Performance Co-Pilot (PCP) is a framework and set of services for supporting system-level performance monitoring and performance management. It provides a unifying abstraction for all of the interesting performance data in a system, and allows client applications to easily retrieve and process any subset of that data using a single API. A client-server architecture allows multiple clients to monitor the same host, and a single client to monitor multiple hosts. Archive logging and replay are integrated so that a client application can use the same API to process real-time data from a host or historical data from an archive.
pv (Pipe Viewer) is a terminal-based tool for monitoring the progress of data through a pipeline. It can be inserted into any normal pipeline between two processes to give a visual indication of how quickly data is passing through, how long it has taken, how near to completion it is, and an estimate of how long it will be until completion.
Tsung is a distributed load testing tool. It is protocol-independent and can currently be used to stress HTTP, WebDAV, PostgreSQL, MySQL, LDAP, AMQP, and XMPP/Jabber servers. It simulates user behavior using an XML description file, reports many measurements in real time (statistics can be customized with transactions, and graphics generated using gnuplot). For HTTP, it supports 1.0 and 1.1, has a proxy mode to record sessions, supports GET, POST, PUT, and DELETE methods, cookies, and basic/digest authentication. It also has support for SSL, WebSocket, and BOSH.
fio is an I/O tool meant to be used both for benchmark and stress/hardware verification. It has support for 19 different types of I/O engines (sync, mmap, libaio, posixaio, SG v3, splice, null, network, syslet, guasi, solarisaio, and more), I/O priorities (for newer Linux kernels), rate I/O, forked or threaded jobs, and much more. It can work on block devices as well as files. fio accepts job descriptions in a simple-to-understand text format. Several example job files are included. fio displays all sorts of I/O performance information, including complete IO latencies and percentiles. Fio is in wide use in many places, for both benchmarking, QA, and verification purposes. It supports Linux, FreeBSD, NetBSD, OpenBSD, OS X, OpenSolaris, AIX, HP-UX, Android, and Windows.

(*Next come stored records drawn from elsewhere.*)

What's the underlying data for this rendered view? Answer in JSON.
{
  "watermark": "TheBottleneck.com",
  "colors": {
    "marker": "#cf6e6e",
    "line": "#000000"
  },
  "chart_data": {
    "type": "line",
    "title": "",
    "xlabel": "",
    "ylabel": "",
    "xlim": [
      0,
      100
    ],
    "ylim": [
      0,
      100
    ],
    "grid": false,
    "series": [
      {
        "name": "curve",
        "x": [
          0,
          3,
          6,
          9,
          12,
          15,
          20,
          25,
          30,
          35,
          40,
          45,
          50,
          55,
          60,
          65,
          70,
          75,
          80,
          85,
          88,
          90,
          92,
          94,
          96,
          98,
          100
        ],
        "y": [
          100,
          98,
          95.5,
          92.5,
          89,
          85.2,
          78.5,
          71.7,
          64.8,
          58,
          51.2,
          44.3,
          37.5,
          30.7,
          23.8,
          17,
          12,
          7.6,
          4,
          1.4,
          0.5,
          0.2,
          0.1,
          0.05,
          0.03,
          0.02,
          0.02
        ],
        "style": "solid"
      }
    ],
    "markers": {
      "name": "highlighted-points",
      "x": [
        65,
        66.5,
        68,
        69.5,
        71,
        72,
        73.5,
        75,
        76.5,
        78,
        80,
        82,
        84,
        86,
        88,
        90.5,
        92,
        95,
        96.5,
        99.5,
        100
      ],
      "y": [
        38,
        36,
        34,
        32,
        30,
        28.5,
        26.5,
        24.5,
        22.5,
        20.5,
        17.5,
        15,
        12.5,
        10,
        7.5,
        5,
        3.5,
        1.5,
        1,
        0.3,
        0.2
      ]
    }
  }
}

Bandwidth is primarily a memory bandwidth benchmark, but it can also measure network bandwidth. It measures the maximum memory bandwidth of each part of the memory system, including main memory, L1, L2, and L3 caches, framebuffer memory, and register-to-register. For many tests, it performs both sequential memory accesses as well as random memory accesses to provide a more real-world performance estimate. The tests support Linux (Intel), Windows/Cygwin, and Mac OS X. Its core routines are in assembly for x86 and x86-64 architectures with both SSE4 and AVX support. Bandwidth also includes automatic graphing of the results, stored to a BMP image file. The network bandwidth tests support Linux, Mac OS X, and Windows/Cygwin.
Siege is a regression test and benchmark utility. It can stress test a single URL with a user defined number of simulated users, or it can read many URLs into memory and stress them simultaneously. The program reports the total number of hits recorded, bytes transferred, response time, concurrency, and return status. Siege supports HTTP/1.0 and 1.1 protocols, GET and POST directives, cookies, transaction logging, and basic authentication. Its features are configurable on a per user basis.
pmbw is a set of assembler routines to measure the parallel memory (cache and RAM) bandwidth of modern multi-core machines. Memory bandwidth is one of the key performance factors of any computer system. Today, measuring the memory performance often gives a more realistic view of the overall speed of a machine than pure arithmetic or floating-point benchmarks. pmbw contains a set of very basic functions which are all hand-coded in assembler to avoid any compiler optimizations. These basic functions are modeled after the basic inner loops found in any data processing, sequential scanning and pure random access. Any application will have a memory access pattern which is somewhere between these two extremes. The current version of pmbw supports benchmarking 16-, 32-, 64-, 128-, or 256-bit memory transfers on x86_32-bit, x86_64-bit, and ARMv6 systems.
Zoom is a low-overhead graphical and command line profiler for Linux. Profiles are system-wide, precise down to the instruction level, and capture complete backtraces of C/C++/ObjC/Fortran/Assembly code. This lets you see exactly where time was spent, what code was running (user or kernel), and how that code was called. Drill down into a specific symbol, and Zoom shows source and assembly annotated with general and processor-specific tuning advice. It saves profiles as a single, self-contained session file that can be emailed or attached to bug reports. This lets you share what you find with colleagues or archive it for later review. Zoom also supports remote network profiling and scripting, making it ideal for embedded or server systems and automated workflows.